The Heimlich maneuver, also known as abdominal thrusts, is a first aid procedure for clearing an obstructed airway. It has been promoted as a life-saving measure in cases of choking, and also as a treatment for an asthma attack when medication is unavailable or ineffective. It was also used for drowning, but this is no longer advised.

Briefly, a person performing the Heimlich maneuver uses their hands to exert pressure on the bottom of the diaphragm. This compresses the lungs and exerts pressure on any object lodged in the trachea, hopefully expelling it. This amounts to an artificial cough. (The victim of an obstructed airway, having lost the ability to draw air into the lungs, has lost the ability to cough on their own.)

The Heimlich maneuver is named after Henry Heimlich, who first described it in 1974.

Table of contents
1 Performing the Heimlich maneuver
2 External link

Performing the Heimlich maneuver

Especially when performed incorrectly, the Heimlich maneuver can injure the person it is performed on. The Heimlich maneuver should never be performed on someone who can still cough, breathe, or speak. Those wishing to learn and perform the Heimlich maneuver should take first aid training from a qualified instructor. Reading the Wikipedia is not a substitute for first aid training. Moreover, since the Wikipedia may be altered by anyone at anytime, this article may not even be accurate. For a more thorough disclaimer, see the link at the bottom of this page.

On a standing or seated victim

The person giving the Heimlich maneuver stands behind the victim and wraps their arms around the victim's sides, underneath the victim's arms. One hand is made into a fist and placed, thumb side in, flat against the victim's upper abdomen, below the ribs but above the navel. The other hand grabs the fist and directs it in a series of upward thrusts until the object obstructing the airway is expelled. The thrusts should not compress or restrict the ribcage in any way.

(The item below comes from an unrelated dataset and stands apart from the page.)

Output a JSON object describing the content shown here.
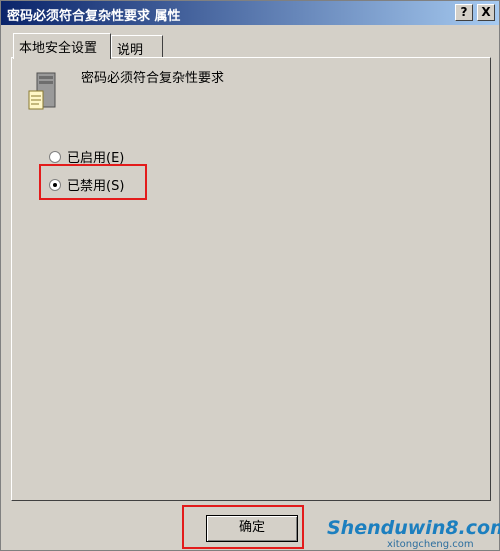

On oneself

A person may perform the Heimlich maneuver on themselves using the same procedure described above. One hand is balled into a fist and placed against their upper abdomen, while the other hand grabs the first and directs it in a series of upward thrusts until the airway is clear.

A person may also perform the Heimlich on themselves by leaning their upper abdomen against a fixed object (such as a railing or the back of a chair) and repeatedly thrusting their body downward against the object until they expel the obstruction.

On an unconscous victim

If the victim is unconscious, lying down, or too obese for the first aid provider to wrap their arms around, the person giving the Heimlich maneuver positions rolls the victim onto their back and straddles the victim's hips. The heel of one hand is positioned against the victim's upper abdomen as described above. The other hand covers the first, and, as above, directs it in a series until the victim's airway is clear.

On an infant

To perform the Heimlich maneuver on a child less than one year old, the child is positioned on their back. The first aid provider kneels at the child's feet and places the index and middle fingers of one hand together against the upper abdomen of the child, below the rib cage and above the navel. These fingers are covered with the index and middle fingers of the other hand. The top hand then repeatedly presses the fingers of the lower hand upward and into the child's abdomen, until the airway is clear. This must be done gently. Using the same force as would be used on an adult victim could result in injury to the child.

After the airway is clear

After the obstructing object or liquid has been expelled from the airway, it is possible, especially if the victim was unconscious to begin with, that the victim may not resume breathing on their own. Continuing the Heimlich maneuver will not restore breathing. Artificial respiration or CPR must be used for the this purpose.

External link